Anyway, we’ll be talking about the previously unknown stories he learned about the early days of US involvement post-9/11 in Afghanistan, his efforts even now to get Afghans who worked with US and UK officials out of the country, and what the intelligence officers and special operators he’s in touch with today think about how the end came about.
As clueless as I was just after the attacks, hopefully now, 20 years on, we can fill a few gaps in our collective knowledge.
As a reminder, we’re trying today’s interview a new way. You can watch and participate on YouTube, LinkedIn, or Facebook, just by clicking through those links or the buttons you’ll find below. No signups or Zoom log-ins are necessary.
You’re also welcome to add comments on any of the platforms. If you get completely stymied and want to ask a question, just reply to this email during the chat with your comment or question. I’ll try to keep an eye out.
Remember, the livestream is today: Thursday, September 9, 1 pm ET:
Call for comments: I’m curious about whether other people remember themselves being as clueless as I was in the first hours and days after 9/11. Also, with the 20th anniversary of 9/11 this weekend, what’s going through your head now, as you think about that fateful day?
Something completely different

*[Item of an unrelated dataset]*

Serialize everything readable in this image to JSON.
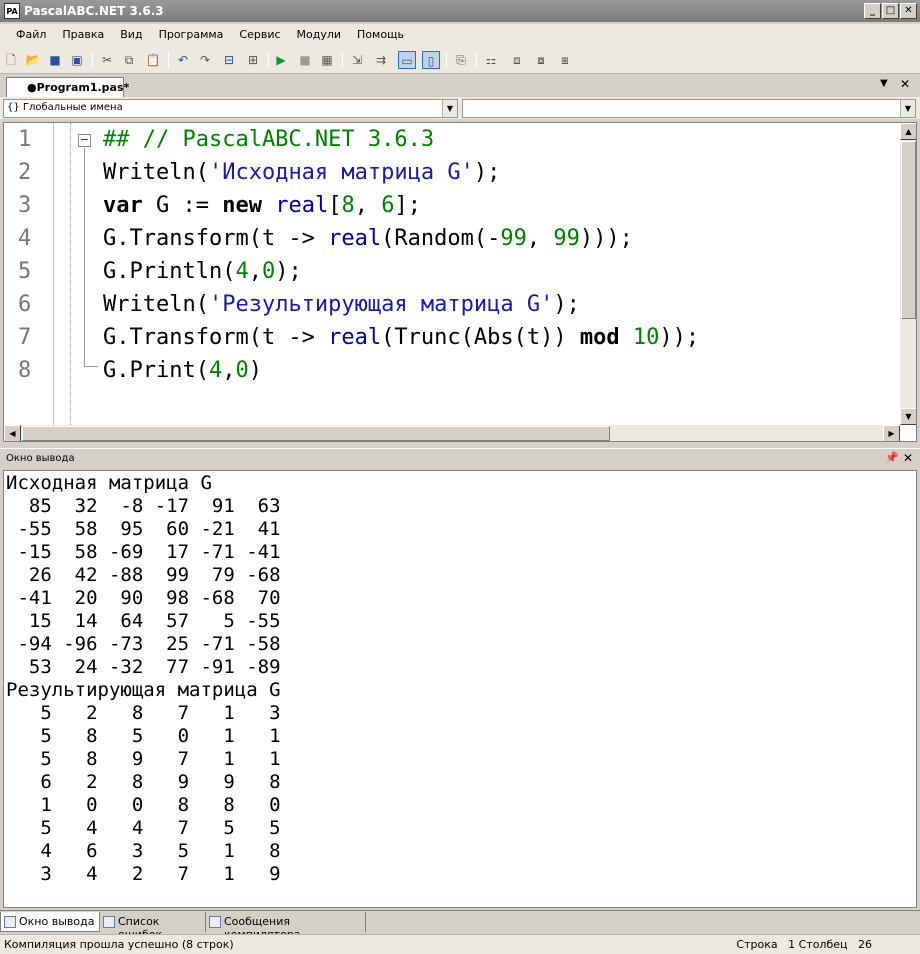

Hey, want to be interviewed for an article? Not my article, actually, but I told a colleague of mine who is writing about people who relocated recently “after careful deliberation on a variety of choices” that I’d see if I could help him find some subjects.
Writer David Hochman adds: “I'm looking for list-makers, spreadsheeters, downsizers, practical empty nesters, people who weighed options like climate change/cost of living/walkability/# of pickleball courts (or whatever) and then made the move.”
He’s writing for AARP—a print feature for one of their publications—so ideally he’s looking for people aged 50+.
If you or someone you know “engineered a midlife or retirement relocation like that recently,” and you’d like to share what you learned (or you’d just like to learn more), send a note directly to him, at firstname.lastname@example.org.
7 other things worth your time
Imagine if America had six major political parties. Which one would you belong to? Take the quiz and find out. (NYT)
NASA’s Perseverance rover has collected its first sample of Mars rock. (Reuters)
A dolphin that was seemingly pushed through a canal into a water reservoir outside New Orleans by Hurricane Ida has been rescued and returned to the ocean. (ABC News)
Canada moved to block Chelsea Manning from entering the country. (Globe and Mail)
American Airlines pilots, who say they’re overworked in the Covid era, are planning to protest work conditions in Miami, Dallas, and elsewhere starting next month, citing fatigue they say has been caused by their company's mismanagement. (The Hill)
A little dose of cute news: Zoo Aquarium Madrid welcomed giant panda twins into the world this week. (IFL Science)
Ethel Kennedy wrote a short note to the California parole board asking it not to release Sirhan Sirhan, who killed her husband, Bobby Kennedy.
Thanks for reading. Photo courtesy of Toby Harnden. Want to see all my mistakes? Click here.